Incidences of file locks crept in as more virtual environments were setup and started to be used. Then there was the issue of activating an environment and suddenly your binaries changed from underneath you because another user activated a drastically different environment.
These issues were due to the "shims" directory being shared across all users. When an environment was activate, the shims directory would have the binaries updated to the latest activate environment binaries or in the case of the file lock issue, not updated at all. This is where the pyenv-multiuser plugin was originated.
This plugin resolves the shared shims directory issue of pyenv. It does this by make some modifications to the pyenv base code regarding where it looks for and where it sets up the shims. The shims directory becomes local to the user. With the shims directory now under the user's control and not shared the file lock issue is resolved. The binaries under the shims directory issue is resolved. At least in part as the user could technically open a secondary shell and source another environment and cause issues for themselves.

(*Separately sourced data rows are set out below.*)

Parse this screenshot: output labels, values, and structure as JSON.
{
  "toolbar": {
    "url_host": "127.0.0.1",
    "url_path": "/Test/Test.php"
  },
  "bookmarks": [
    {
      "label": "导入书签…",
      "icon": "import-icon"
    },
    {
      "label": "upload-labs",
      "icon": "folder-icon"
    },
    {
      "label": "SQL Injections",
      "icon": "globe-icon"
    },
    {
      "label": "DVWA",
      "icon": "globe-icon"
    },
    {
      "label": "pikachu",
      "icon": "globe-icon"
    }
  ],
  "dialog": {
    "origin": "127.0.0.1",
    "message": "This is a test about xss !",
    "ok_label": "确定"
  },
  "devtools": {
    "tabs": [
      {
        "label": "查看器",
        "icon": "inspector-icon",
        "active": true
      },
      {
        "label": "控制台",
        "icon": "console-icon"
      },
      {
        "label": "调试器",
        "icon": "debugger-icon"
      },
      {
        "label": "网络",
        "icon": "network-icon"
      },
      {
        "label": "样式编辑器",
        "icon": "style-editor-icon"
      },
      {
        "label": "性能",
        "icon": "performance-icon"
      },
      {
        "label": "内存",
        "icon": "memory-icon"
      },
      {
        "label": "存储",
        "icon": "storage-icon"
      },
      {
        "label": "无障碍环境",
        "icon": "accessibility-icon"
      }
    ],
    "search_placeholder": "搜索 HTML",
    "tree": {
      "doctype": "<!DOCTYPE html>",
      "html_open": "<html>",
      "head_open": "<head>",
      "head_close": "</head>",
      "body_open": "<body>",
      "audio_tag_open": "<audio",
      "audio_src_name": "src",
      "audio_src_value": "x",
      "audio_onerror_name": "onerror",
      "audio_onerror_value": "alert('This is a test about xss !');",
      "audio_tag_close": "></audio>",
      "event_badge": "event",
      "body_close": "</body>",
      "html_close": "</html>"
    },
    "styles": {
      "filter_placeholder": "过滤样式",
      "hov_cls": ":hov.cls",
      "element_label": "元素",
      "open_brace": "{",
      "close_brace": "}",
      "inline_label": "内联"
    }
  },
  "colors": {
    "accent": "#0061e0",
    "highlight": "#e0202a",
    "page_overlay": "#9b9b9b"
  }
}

One may be wondering, why make a plugin rather than alter the pyenv code? This is a good question. I opted to make a plugin because it would not change the way most users work with pyenv, which is in the single user space. This, unfortunately, is not completely avoidable.
As I mentioned earlier, the plugin makes changes to the pyenv code anyhow. There is another plugin pyenv-update which performs updates on pyenv and any installed plugins.
This is basically doing a pull from the git repositories. Since this plugin makes changes to the code, the local repository is dirty and thus cannot perform the pull. In order to account for this, an update command was implemented in the pyenv-multiuser plugin.
pyenv multiuser update
This command restores backed up versions of the files that were changed prior to executing the standard pyenv-update command. After the update is complete, the plugin creates new backups and re-applies the code changes.
Using the plugin approach, it should be easier to account for issues like these with other plugins as they may arise.
Currently, I have deployed this within my company's development environment. I expect to see issues come up as more users and projects interact with it.